Modern farming must be weaned off chemical use
Chandran Nair says the use of pesticides and fertilisers damages our health, as well as the planet's
For most people in the developed world, food security is not an issue thought about on a daily basis. But this may soon change. In recent years, food prices have risen sharply and have become much more volatile.
All of this has not gone unnoticed. Many governments and militaries have been increasing their stockpiles of food. Even investors are getting in on the action.
But almost nothing is being done to address the actual problem: global food supplies are under enormous pressure from an expanding world population and a burgeoning global middle class encouraged to overconsume.
The resulting practice of producing more food through industrial and chemically intensive agriculture is putting a densely populated world on a collision course with catastrophic food crises.
This is not the first time the world has been on the brink of such a disaster. In the 1960s, world population grew exponentially, food prices were rising and countries such as India seemed on the brink of mass famine. Thankfully, the green revolution massively increased agricultural output through the use of hybrid crop strains and modern farming techniques.
But while the green revolution saved millions from starvation, there was nothing "green" about it. It left crop yields dependent on the liberal use of chemical fertilisers and pesticides. And by averting the crisis of the 1960s, it sowed the seeds of the present one.
The broad-based dependence of today's agriculture on chemicals often comes as a shock to the uninitiated. The agrochemical industry is worth an estimated US$125 billion a year worldwide - and that may double within the next five years.
Fertiliser use has increased by a factor of five worldwide since 1960. It has increased by a factor of 55 in China, where 1.3 million tonnes of pesticides are also used every year. This dramatic overreliance on chemical inputs has put the global agriculture industry at huge risk.
For one, they are running out. But even if the global supply of agrochemicals wasn't in doubt, a large-scale reduction in their use would still be imperative. They severely harm human health. The nitrate in chemical fertilisers that leaches into the nearby surface water and groundwater also affects the wider environment.
Perhaps even more significant is the impact that the overuse of agrochemicals is having on our ability to produce food. While their use during the green revolution dramatically increased yields, the irony is that their continued overuse has actually been making farms less productive.
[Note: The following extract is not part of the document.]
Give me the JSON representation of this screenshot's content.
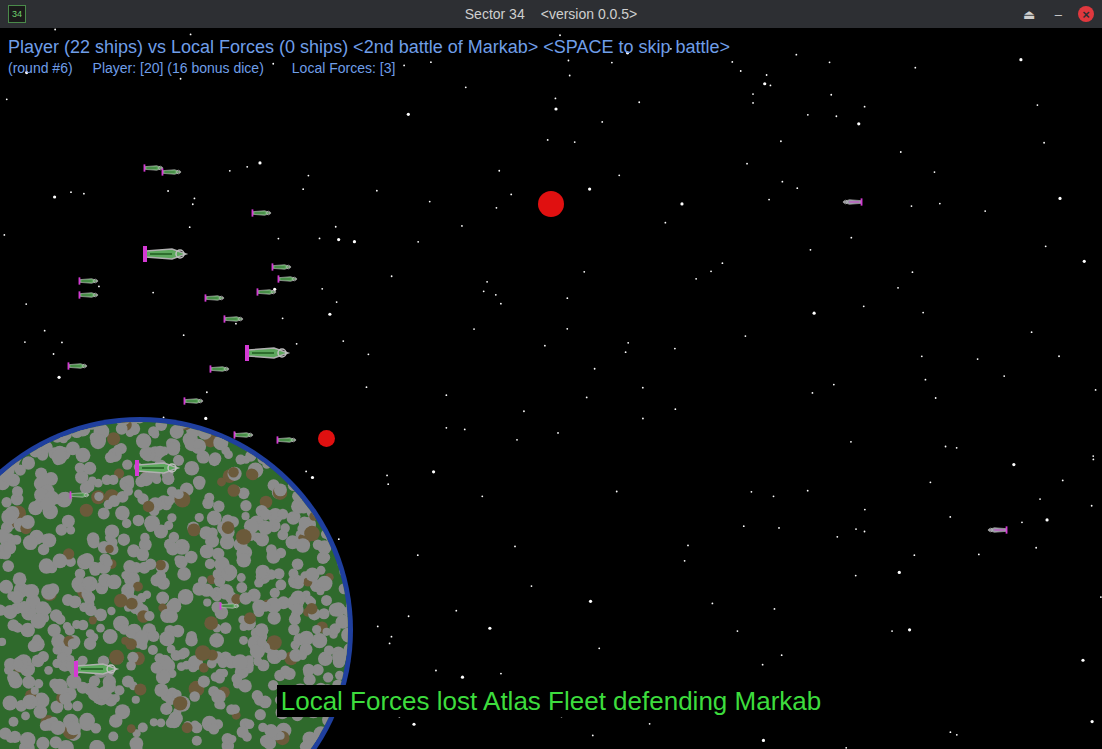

We have waged what has amounted to chemical warfare on huge swathes of the earth's arable land. As a result, the UN's Food and Agriculture Organisation estimates that a staggering 25 per cent of the world's total land mass is highly degraded - including half of India's land and 37 per cent of China's.
The primary beneficiaries of the green revolution have not been the farmers, but the large food and agrochemical companies. Farmers, for their part, are locked into a mechanism in which they pay more for seeds of high-yielding crop varieties and the chemical fertilisers they require. Many have been reduced to subsistence as a result.
This is a big factor in the mass migration of people from the countryside to the cities in countries all over the world.
Reversing this trend is vital if Asia is to feed itself without destroying its farmland in the process. The conclusion, then, is clear - the benefits of agrochemicals are in the past, and today they are doing much more harm than good. A return to less chemical-intensive farming could change all this.
Agricultural outputs might fall temporarily, but alternative methods of crop rearing, such as the "system of rice intensification", have achieved similar yields without the need for chemical inputs.
Needless to say, this method has faced intense opposition from many organisations set up in the wake of the green revolution, but has been catching on in Asia. Vested interests have disseminated half-truths about all forms of agriculture that did not adopt industrialisation and "chemicalisation", by scaring the world into believing alternative practices would leave the world unable to feed itself.
Much will have to be done to rectify the current situation.
Fewer chemicals will probably make farming more labour-intensive. But again, this does not have to be a bad thing. In crowded Asia, less chemically intensive agriculture will open up an entire sector of new jobs.
At a time of persistently high global unemployment, putting people back to work while also ensuring the planet's food security seems like a pretty good deal.